Wednesday, 21 October 2020
National Security: Office of the National Security Advocate
It's an honour to serve as a member of the Parliamentary Joint Committee on Intelligence and Security. The committee is very well led by the member for Canning. The PJCIS plays an important role in providing the parliament with a forum for the scrutiny of national security legislation. At the heart of the work of the committee is the need to balance liberty and security. How do you balance the rights of Australians—be they persons of interest, technology companies, internet users, the media, or ordinary citizens—with a need to protect our country? While protecting freedom is fundamental to democracy, we would be foolish to ignore the very real threats to the safety of Australia.
In performing its scrutiny work, the PJCIS regularly takes evidence from the Inspector-General of Intelligence and Security, the Commonwealth Ombudsman and the Independent National Security Legislation Monitor. These agencies perform oversight of the activities and legislation governing the national intelligence community. I pay tribute to the work those agencies do in maintaining public confidence in our national security arrangements.
The committee is also assisted in its work by submissions made by civil society organisations like the Law Council of Australia, academic commentators, technology advocates and other agencies like the Human Rights Commission.

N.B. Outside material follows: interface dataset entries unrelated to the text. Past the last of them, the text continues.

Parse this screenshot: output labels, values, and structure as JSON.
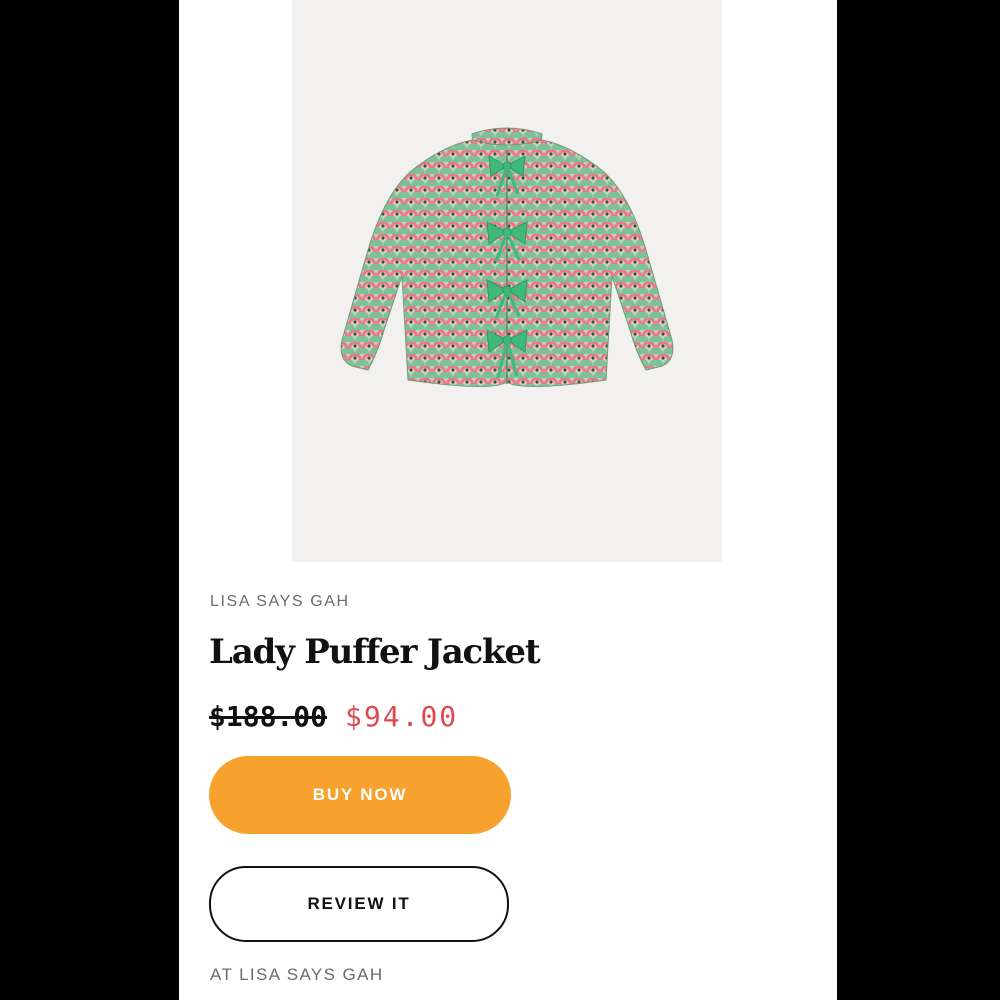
{
  "product": {
    "brand": "LISA SAYS GAH",
    "title": "Lady Puffer Jacket",
    "original_price": "$188.00",
    "sale_price": "$94.00",
    "image_icon": "jacket-image"
  },
  "actions": {
    "buy_label": "BUY NOW",
    "review_label": "REVIEW IT"
  },
  "footer": {
    "store_label": "AT LISA SAYS GAH"
  },
  "colors": {
    "background": "#000000",
    "panel": "#ffffff",
    "sale_price": "#e0484e",
    "buy_button": "#f7a22e",
    "jacket_base": "#9fc9a9",
    "jacket_pattern_pink": "#e57a86",
    "jacket_ties": "#3fb878"
  }
}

Many of those civil society organisations make submissions to the committee on the basis of their interest and/or expertise in the subject matter. For some of the committee's inquiries, there will be several days of hearings, with advocates pressing the committee to water down elements of the legislation and put in place greater protections, especially for those accused of wrongdoing. This contribution is important and often assists the work of the committee. While there are many organisations and agencies arguing for these protections, it's often difficult to find organisations and individuals who are prepared to argue for the greater protection of the public.
From time to time, the committee benefits from evidence submitted to it by the Australian Strategic Policy Institute. They're able to provide a broad insight into Australia's security challenges, but they're not really equipped to help the committee test claims, particularly around technical legislation.
In addition, the committee also takes evidence in public and private from security agencies like ASIO and the Australian Federal Police and central departments like Home Affairs and the Attorney-General's Department. Those agencies may be constrained by what they can say in public. They may also be constrained in answering questions that go to operational matters or are about the advice that they've provided to government, or because decisions they are being asked about relate to decisions of elected ministers, not public servants. The nature of their relationship with government and the fact that they're security agencies rather than advocacy groups limits the approach they can take.
Ultimately, there is no agency whose role it is to advocate for security and to respond to and help the committee test the issues raised by those arguing for greater protections. There's a real risk that arguments made by organisations pursuing a civil liberties agenda are not properly tested, and that makes the committee's task more difficult. Ultimately, if the committee is not able to adequately weigh claim and counter-claim, our national security may be weakened. Underpinning our parliamentary democracy is an idea that truth will be discovered by testing competing arguments, but it's hard to do that where opportunities to properly test those arguments are not readily available. It's hard to think of a committee with a more important function in our parliament than the PJCIS, but it's also hard to think of a committee where the evidence it hears from non-government bodies is almost always one-sided, particularly when many of those organisations receive government funding.
Tonight, I want to float an idea which will help the committee—and, through it, the parliament—to more carefully consider legislation and balance liberty and security. I would like to propose that the government establish a new body, the office of the national security advocate. The national security advocate would be part of government rather than an independent agency. The national security advocate would comprise two principal officers: a senior lawyer who is experienced in appearing for government in national security matters, and a person from the national intelligence community with deep operational expertise. Its principal function would be to advocate for security laws, in accordance with our national interest and our traditions as a parliamentary democracy with the law of rule. The national security advocate would be able to play a more robust role in helping the committee—and, through it, the Australian people—to understand the government's legislation and the need for relevant security laws. It would provide the committee with evidence and examples to help the committee test propositions put to it by civil society and integrity agencies.
The national security advocate's experience would help the committee better understand the practical and operational effects of alternative submissions without compromising the Commonwealth's legal provision or revealing sensitive operational matters. The national security advocate could also potentially assist the Independent National Security Legislation Monitor with its inquiries. I believe the national security advocate could help assist the parliament to better strike the balance between liberty and security, which is at the very heart of the role we perform.